There are actually four types of sturgeon in the lake and whatever this one was, it was clearly a good ‘un! It powered off and attempted to leap clean out of the water to shed the hook. Thankfully everything held. My top kit was now bent double and the Red Bungee was at its limit. There was a reed bed opposite and a bridge to my right that could provide sanctuary so I had no option than to pull back. I was surprised nothing broke as I held on for dear life.

A bunch of white maggots fooled the first fish.

Finally, I felt I was making ground and could start to use my Side Pull System to gain some elastic.
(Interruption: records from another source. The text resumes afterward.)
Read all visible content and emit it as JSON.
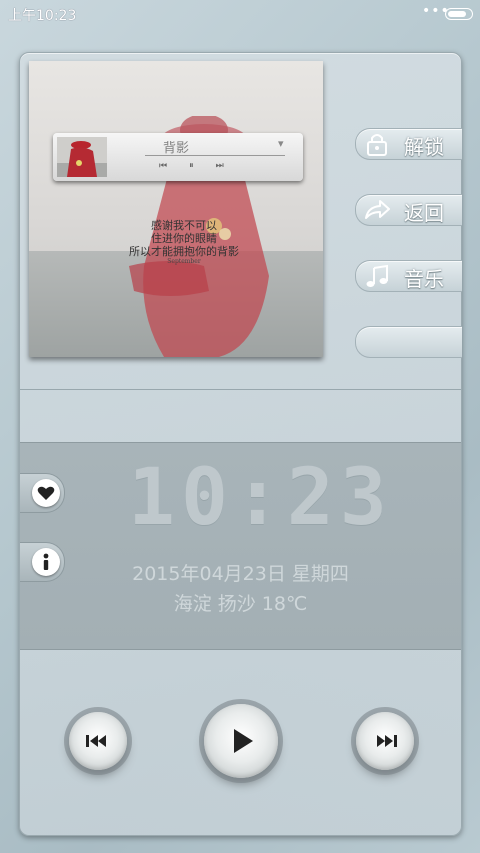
{
  "status_bar": {
    "time": "上午10:23",
    "dots": "•••"
  },
  "album": {
    "track_title": "背影",
    "lyrics": [
      "感谢我不可以",
      "住进你的眼睛",
      "所以才能拥抱你的背影"
    ],
    "lyrics_small": "September"
  },
  "side_buttons": [
    {
      "label": "解锁",
      "icon": "lock-icon"
    },
    {
      "label": "返回",
      "icon": "share-arrow-icon"
    },
    {
      "label": "音乐",
      "icon": "music-note-icon"
    },
    {
      "label": "",
      "icon": ""
    }
  ],
  "clock": {
    "time": "10:23",
    "date": "2015年04月23日 星期四",
    "weather": "海淀  扬沙  18℃"
  },
  "left_icons": [
    "heart-icon",
    "info-icon"
  ],
  "controls": [
    "previous-icon",
    "play-icon",
    "next-icon"
  ],
  "colors": {
    "accent_red": "#b9464b",
    "panel": "#c9d4d9"
  }
}
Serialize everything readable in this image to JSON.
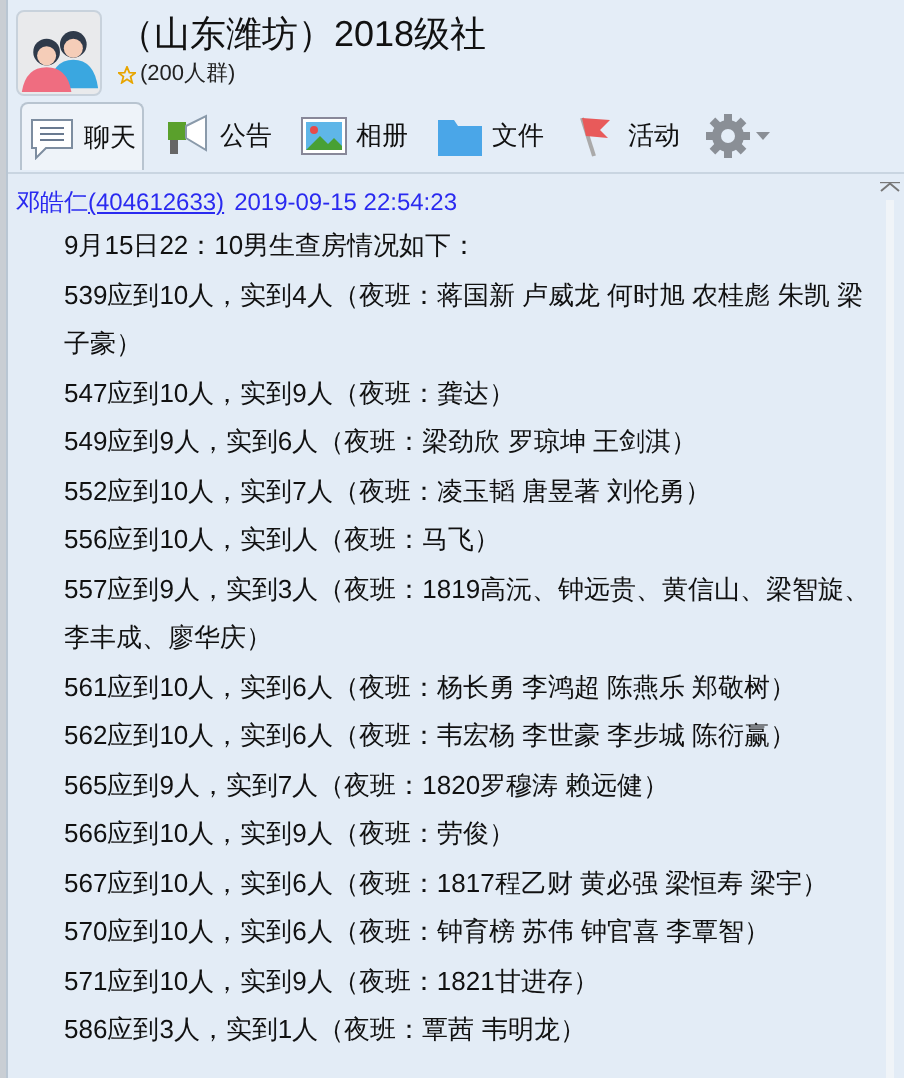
{
  "group": {
    "title": "（山东潍坊）2018级社",
    "member_count": "(200人群)"
  },
  "tabs": [
    {
      "kind": "chat",
      "label": "聊天",
      "selected": true
    },
    {
      "kind": "notice",
      "label": "公告",
      "selected": false
    },
    {
      "kind": "album",
      "label": "相册",
      "selected": false
    },
    {
      "kind": "file",
      "label": "文件",
      "selected": false
    },
    {
      "kind": "activity",
      "label": "活动",
      "selected": false
    }
  ],
  "message": {
    "sender": "邓皓仁",
    "sender_id": "(404612633)",
    "time": "2019-09-15 22:54:23",
    "lines": [
      "9月15日22：10男生查房情况如下：",
      "539应到10人，实到4人（夜班：蒋国新 卢威龙 何时旭 农桂彪 朱凯 梁子豪）",
      "547应到10人，实到9人（夜班：龚达）",
      "549应到9人，实到6人（夜班：梁劲欣 罗琼坤 王剑淇）",
      "552应到10人，实到7人（夜班：凌玉韬 唐昱著 刘伦勇）",
      "556应到10人，实到人（夜班：马飞）",
      "557应到9人，实到3人（夜班：1819高沅、钟远贵、黄信山、梁智旋、李丰成、廖华庆）",
      "561应到10人，实到6人（夜班：杨长勇 李鸿超 陈燕乐 郑敬树）",
      "562应到10人，实到6人（夜班：韦宏杨 李世豪 李步城 陈衍赢）",
      "565应到9人，实到7人（夜班：1820罗穆涛 赖远健）",
      "566应到10人，实到9人（夜班：劳俊）",
      "567应到10人，实到6人（夜班：1817程乙财 黄必强 梁恒寿 梁宇）",
      "570应到10人，实到6人（夜班：钟育榜 苏伟 钟官喜 李覃智）",
      "571应到10人，实到9人（夜班：1821甘进存）",
      "586应到3人，实到1人（夜班：覃茜 韦明龙）"
    ]
  }
}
Several more surging runs followed but I was starting to feel more and more in control. As the fish got within netting range I suddenly realised another predicament. How on earth was I going to net it? These sturgeon are really long, shark-like fish and my largest 20in Speedex landing net looked a bit inadequate! I later found out that they don’t actually net the bigger fish at this place. Instead, they play them to the side and hoist them out by the tail. I really didn’t fancy my chances of grabbing this sturgeon’s tail, so the landing net would have to do!

A smaller ‘stur’ followed soon after.

Getting the sturgeon over the landing net was actually not much trouble. Getting it actually in the net was a bit trickier. After two fumbled attempts I had finally got it in; well two-thirds of it at least. I was still shaking with excitement before I realised my next predicament. How on earth do you unhook these weird-mouthed creatures? Eventually, I managed it, had a really quick pose with my prize before slipping it back.

Surely all that commotion had wrecked the swim. Nope! I foul-hooked another within seconds of dropping another hook bait in. I then caught two more on meat within about 10 minutes. Thankfully these were a little bit smaller and more manageable. That was all I had time for. Just 40 or so minutes of action and a new fishing experience ticked off.

Maurice Prijs bagged a stunning sturgeon of his own.

As I packed up, Maurice decided he wanted one too and used his normal carp tackle to bag one. Again it didn’t take long to hook one. However, it took him a whole lot longer to get this one in. It never gave up and, when it finally looked like it was ready, Maurice decided he was going to tail-grab it like the experts do. Well, he was certainly no expert at this but he somehow managed to get the fish out. It was a bit bigger than mine and a different variety too.

It turns out that these fish are extremely hardy – and perhaps a little stupid – as it’s not uncommon to catch the exact same fish several times in one day! They are also closely related to sharks and as they don’t have any mucus on their body they are much less susceptible to disease. It was a bit of a novelty session but I can thoroughly see why they are so popular to catch in Holland. I wonder if sturgeon-only lakes like this will ever catch on in England? They certainly pull a bit and are great fun on the pole!